Projected permafrost degradation may result in several ecological and climatic feedbacks that affect the carbon cycle. Permafrost regions store a huge amount of carbon, which may be available for microbial decomposition. Uncertainties in projected 21st-century precipitation trends strongly affect simulated permafrost degradation. Earth system models, which do not account for changes in soil thermal regime driven by precipitation heat transfer, likely underestimate predicted increases in thaw depth and therefore their effects on high-latitude carbon interactions with the atmosphere.


Surface energy budgets of high-latitude permafrost systems are poorly represented in Earth System Models (ESMs), yet permafrost is rapidly degrading and these dynamics are critical to future carbon-climate feedback predictions. A potentially important factor in permafrost degradation neglected so far by ESMs is heat transfer from precipitation, although increases in soil temperature and thaw depth have been observed following increases in precipitation. Modeled active layer depth (ALD) in simulations that allow precipitation heat transfer agreed very well with observations from 28 Circumpolar Active Layer Monitoring (CALM) sites (R2=0.63; RMSE = 10 cm). Simulations that ignored precipitation heat transfer resulted in lower spatially-averaged soil temperatures and a 39 cm shallower ALD by 2100 across the NSA. Using a mechanistic ecosystem model, ecosys, the results from our sensitivity analysis show that projected increases in 21st-century precipitation deepen the active layer by enhancing precipitation heat transfer and ground thermal conductivity, suggesting that precipitation is as important an environmental control on permafrost degradation as surface air temperature. We conclude that ESMs that do not account for precipitation heat transfer likely underestimate ALD rates of change, and thus likely predict biased ecosystem responses.

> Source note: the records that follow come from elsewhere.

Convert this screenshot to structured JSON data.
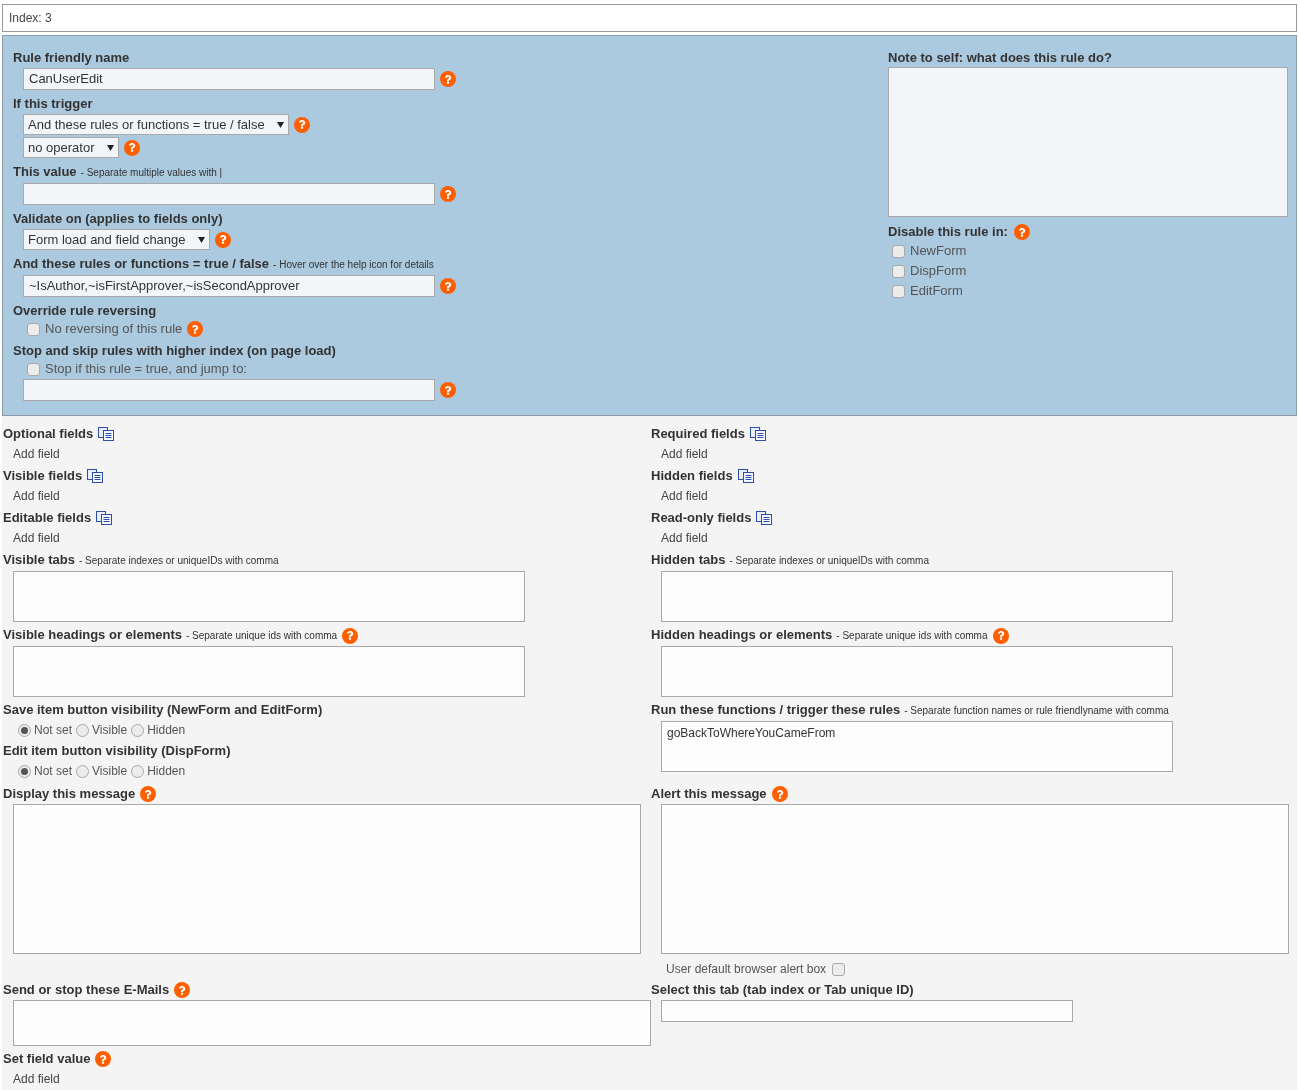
{
  "index_label": "Index: 3",
  "rule_panel": {
    "left": [
      {
        "label": "Rule friendly name",
        "controls": [
          {
            "kind": "text",
            "value": "CanUserEdit",
            "help": true
          }
        ]
      },
      {
        "label": "If this trigger",
        "controls": [
          {
            "kind": "select",
            "value": "And these rules or functions = true / false",
            "help": true
          },
          {
            "kind": "select",
            "value": "no operator",
            "help": true
          }
        ]
      },
      {
        "label": "This value",
        "hint": "- Separate multiple values with |",
        "controls": [
          {
            "kind": "text",
            "help": true
          }
        ]
      },
      {
        "label": "Validate on (applies to fields only)",
        "controls": [
          {
            "kind": "select",
            "value": "Form load and field change",
            "help": true
          }
        ]
      },
      {
        "label": "And these rules or functions = true / false",
        "hint": "- Hover over the help icon for details",
        "controls": [
          {
            "kind": "text",
            "value": "~IsAuthor,~isFirstApprover,~isSecondApprover",
            "help": true
          }
        ]
      },
      {
        "label": "Override rule reversing",
        "controls": [
          {
            "kind": "checkbox",
            "label": "No reversing of this rule",
            "checked": false,
            "help": true
          }
        ]
      },
      {
        "label": "Stop and skip rules with higher index (on page load)",
        "controls": [
          {
            "kind": "checkbox",
            "label": "Stop if this rule = true, and jump to:",
            "checked": false
          },
          {
            "kind": "text",
            "help": true
          }
        ]
      }
    ],
    "note": {
      "label": "Note to self: what does this rule do?"
    },
    "disable": {
      "label": "Disable this rule in:",
      "help": true,
      "options": [
        {
          "label": "NewForm",
          "checked": false
        },
        {
          "label": "DispForm",
          "checked": false
        },
        {
          "label": "EditForm",
          "checked": false
        }
      ]
    }
  },
  "rows": [
    {
      "left": [
        {
          "label": "Optional fields",
          "copy": true,
          "controls": [
            {
              "kind": "link",
              "label": "Add field"
            }
          ]
        }
      ],
      "right": [
        {
          "label": "Required fields",
          "copy": true,
          "controls": [
            {
              "kind": "link",
              "label": "Add field"
            }
          ]
        }
      ]
    },
    {
      "left": [
        {
          "label": "Visible fields",
          "copy": true,
          "controls": [
            {
              "kind": "link",
              "label": "Add field"
            }
          ]
        }
      ],
      "right": [
        {
          "label": "Hidden fields",
          "copy": true,
          "controls": [
            {
              "kind": "link",
              "label": "Add field"
            }
          ]
        }
      ]
    },
    {
      "left": [
        {
          "label": "Editable fields",
          "copy": true,
          "controls": [
            {
              "kind": "link",
              "label": "Add field"
            }
          ]
        }
      ],
      "right": [
        {
          "label": "Read-only fields",
          "copy": true,
          "controls": [
            {
              "kind": "link",
              "label": "Add field"
            }
          ]
        }
      ]
    },
    {
      "left": [
        {
          "label": "Visible tabs",
          "hint": "- Separate indexes or uniqueIDs with comma",
          "controls": [
            {
              "kind": "textarea"
            }
          ]
        }
      ],
      "right": [
        {
          "label": "Hidden tabs",
          "hint": "- Separate indexes or uniqueIDs with comma",
          "controls": [
            {
              "kind": "textarea"
            }
          ]
        }
      ]
    },
    {
      "left": [
        {
          "label": "Visible headings or elements",
          "hint": "- Separate unique ids with comma",
          "help": true,
          "controls": [
            {
              "kind": "textarea"
            }
          ]
        }
      ],
      "right": [
        {
          "label": "Hidden headings or elements",
          "hint": "- Separate unique ids with comma",
          "help": true,
          "controls": [
            {
              "kind": "textarea"
            }
          ]
        }
      ]
    },
    {
      "left": [
        {
          "label": "Save item button visibility (NewForm and EditForm)",
          "controls": [
            {
              "kind": "radio",
              "options": [
                {
                  "label": "Not set",
                  "selected": true
                },
                {
                  "label": "Visible",
                  "selected": false
                },
                {
                  "label": "Hidden",
                  "selected": false
                }
              ]
            }
          ]
        },
        {
          "label": "Edit item button visibility (DispForm)",
          "controls": [
            {
              "kind": "radio",
              "options": [
                {
                  "label": "Not set",
                  "selected": true
                },
                {
                  "label": "Visible",
                  "selected": false
                },
                {
                  "label": "Hidden",
                  "selected": false
                }
              ]
            }
          ]
        }
      ],
      "right": [
        {
          "label": "Run these functions / trigger these rules",
          "hint": "- Separate function names or rule friendlyname with comma",
          "controls": [
            {
              "kind": "textarea",
              "value": "goBackToWhereYouCameFrom"
            }
          ]
        }
      ]
    },
    {
      "left": [
        {
          "label": "Display this message",
          "help": true,
          "controls": [
            {
              "kind": "big_textarea"
            }
          ]
        }
      ],
      "right": [
        {
          "label": "Alert this message",
          "help": true,
          "controls": [
            {
              "kind": "big_textarea"
            },
            {
              "kind": "trailing_checkbox",
              "label": "User default browser alert box",
              "checked": false
            }
          ]
        }
      ]
    },
    {
      "left": [
        {
          "label": "Send or stop these E-Mails",
          "help": true,
          "controls": [
            {
              "kind": "wide_textarea"
            }
          ]
        }
      ],
      "right": [
        {
          "label": "Select this tab (tab index or Tab unique ID)",
          "controls": [
            {
              "kind": "short_text"
            }
          ]
        }
      ]
    },
    {
      "left": [
        {
          "label": "Set field value",
          "help": true,
          "controls": [
            {
              "kind": "link",
              "label": "Add field"
            }
          ]
        }
      ],
      "right": []
    }
  ]
}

Point of Contact
William J. Riley
Lawrence Berkeley National Laboratory (LBNL)
Funding Program Area(s)